#### What the task requires
Without the images, reproduce every entry exactly.

#### Entries from a dataset of interfaces
•••••

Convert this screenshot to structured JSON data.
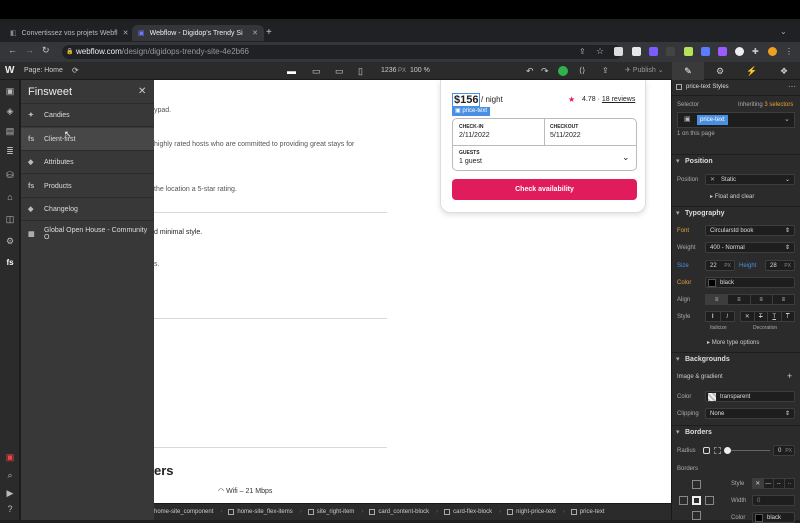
{
  "browser": {
    "tabs": [
      {
        "title": "Convertissez vos projets Webfl",
        "active": false
      },
      {
        "title": "Webflow - Digidop's Trendy Si",
        "active": true
      }
    ],
    "url_host": "webflow.com",
    "url_path": "/design/digidops-trendy-site-4e2b66"
  },
  "webflow_top": {
    "page_label": "Page: Home",
    "width_value": "1236",
    "width_unit": "PX",
    "zoom": "100 %",
    "publish_label": "Publish"
  },
  "finsweet": {
    "title": "Finsweet",
    "items": [
      {
        "label": "Candies",
        "icon": "candy-icon"
      },
      {
        "label": "Client-first",
        "icon": "fs-icon"
      },
      {
        "label": "Attributes",
        "icon": "tag-icon"
      },
      {
        "label": "Products",
        "icon": "fs-icon"
      },
      {
        "label": "Changelog",
        "icon": "tag-icon"
      },
      {
        "label": "Global Open House - Community O",
        "icon": "grid-icon"
      }
    ]
  },
  "canvas": {
    "text_1": "ypad.",
    "text_2": "highly rated hosts who are committed to providing great stays for",
    "text_3": "the location a 5-star rating.",
    "text_4": "d minimal style.",
    "text_5": "s.",
    "heading_fragment": "ers",
    "wifi_label": "Wifi – 21 Mbps"
  },
  "booking": {
    "price": "$156",
    "per": "/ night",
    "selected_tag": "price-text",
    "rating": "4.78",
    "reviews": "18 reviews",
    "checkin_label": "CHECK-IN",
    "checkin_value": "2/11/2022",
    "checkout_label": "CHECKOUT",
    "checkout_value": "5/11/2022",
    "guests_label": "GUESTS",
    "guests_value": "1 guest",
    "button": "Check availability"
  },
  "breadcrumbs": [
    "home-site_component",
    "home-site_flex-items",
    "site_right-item",
    "card_content-block",
    "card-flex-block",
    "night-price-text",
    "price-text"
  ],
  "right_panel": {
    "styles_title": "price-text Styles",
    "selector_label": "Selector",
    "inheriting": "Inheriting",
    "inheriting_count": "3 selectors",
    "selector_chip": "price-text",
    "on_page": "1 on this page",
    "position_header": "Position",
    "position_label": "Position",
    "position_value": "Static",
    "float_clear": "Float and clear",
    "typography_header": "Typography",
    "font_label": "Font",
    "font_value": "Circularstd book",
    "weight_label": "Weight",
    "weight_value": "400 - Normal",
    "size_label": "Size",
    "size_value": "22",
    "size_unit": "PX",
    "height_label": "Height",
    "height_value": "28",
    "height_unit": "PX",
    "color_label": "Color",
    "color_value": "black",
    "align_label": "Align",
    "style_label": "Style",
    "italicize_label": "Italicize",
    "decoration_label": "Decoration",
    "more_type": "More type options",
    "backgrounds_header": "Backgrounds",
    "image_gradient": "Image & gradient",
    "bg_color_label": "Color",
    "bg_color_value": "transparent",
    "clipping_label": "Clipping",
    "clipping_value": "None",
    "borders_header": "Borders",
    "radius_label": "Radius",
    "radius_value": "0",
    "radius_unit": "PX",
    "borders_label": "Borders",
    "border_style_label": "Style",
    "border_width_label": "Width",
    "border_width_value": "0",
    "border_color_label": "Color",
    "border_color_value": "black"
  },
  "colors": {
    "accent_pink": "#e11c5c",
    "selection_blue": "#4a90e2",
    "panel_dark": "#2b2b2b",
    "finsweet_panel": "#383838"
  }
}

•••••

#### Solution for this exercise
Convert this screenshot to structured JSON data.
{
  "browser": {
    "tabs": [
      {
        "title": "Convertissez vos projets Webfl",
        "active": false
      },
      {
        "title": "Webflow - Digidop's Trendy Si",
        "active": true
      }
    ],
    "url_host": "webflow.com",
    "url_path": "/design/digidops-trendy-site-4e2b66"
  },
  "webflow_top": {
    "page_label": "Page: Home",
    "width_value": "1236",
    "width_unit": "PX",
    "zoom": "100 %",
    "publish_label": "Publish"
  },
  "finsweet": {
    "title": "Finsweet",
    "items": [
      {
        "label": "Candies",
        "icon": "candy-icon"
      },
      {
        "label": "Client-first",
        "icon": "fs-icon"
      },
      {
        "label": "Attributes",
        "icon": "tag-icon"
      },
      {
        "label": "Products",
        "icon": "fs-icon"
      },
      {
        "label": "Changelog",
        "icon": "tag-icon"
      },
      {
        "label": "Global Open House - Community O",
        "icon": "grid-icon"
      }
    ]
  },
  "canvas": {
    "text_1": "ypad.",
    "text_2": "highly rated hosts who are committed to providing great stays for",
    "text_3": "the location a 5-star rating.",
    "text_4": "d minimal style.",
    "text_5": "s.",
    "heading_fragment": "ers",
    "wifi_label": "Wifi – 21 Mbps"
  },
  "booking": {
    "price": "$156",
    "per": "/ night",
    "selected_tag": "price-text",
    "rating": "4.78",
    "reviews": "18 reviews",
    "checkin_label": "CHECK-IN",
    "checkin_value": "2/11/2022",
    "checkout_label": "CHECKOUT",
    "checkout_value": "5/11/2022",
    "guests_label": "GUESTS",
    "guests_value": "1 guest",
    "button": "Check availability"
  },
  "breadcrumbs": [
    "home-site_component",
    "home-site_flex-items",
    "site_right-item",
    "card_content-block",
    "card-flex-block",
    "night-price-text",
    "price-text"
  ],
  "right_panel": {
    "styles_title": "price-text Styles",
    "selector_label": "Selector",
    "inheriting": "Inheriting",
    "inheriting_count": "3 selectors",
    "selector_chip": "price-text",
    "on_page": "1 on this page",
    "position_header": "Position",
    "position_label": "Position",
    "position_value": "Static",
    "float_clear": "Float and clear",
    "typography_header": "Typography",
    "font_label": "Font",
    "font_value": "Circularstd book",
    "weight_label": "Weight",
    "weight_value": "400 - Normal",
    "size_label": "Size",
    "size_value": "22",
    "size_unit": "PX",
    "height_label": "Height",
    "height_value": "28",
    "height_unit": "PX",
    "color_label": "Color",
    "color_value": "black",
    "align_label": "Align",
    "style_label": "Style",
    "italicize_label": "Italicize",
    "decoration_label": "Decoration",
    "more_type": "More type options",
    "backgrounds_header": "Backgrounds",
    "image_gradient": "Image & gradient",
    "bg_color_label": "Color",
    "bg_color_value": "transparent",
    "clipping_label": "Clipping",
    "clipping_value": "None",
    "borders_header": "Borders",
    "radius_label": "Radius",
    "radius_value": "0",
    "radius_unit": "PX",
    "borders_label": "Borders",
    "border_style_label": "Style",
    "border_width_label": "Width",
    "border_width_value": "0",
    "border_color_label": "Color",
    "border_color_value": "black"
  },
  "colors": {
    "accent_pink": "#e11c5c",
    "selection_blue": "#4a90e2",
    "panel_dark": "#2b2b2b",
    "finsweet_panel": "#383838"
  }
}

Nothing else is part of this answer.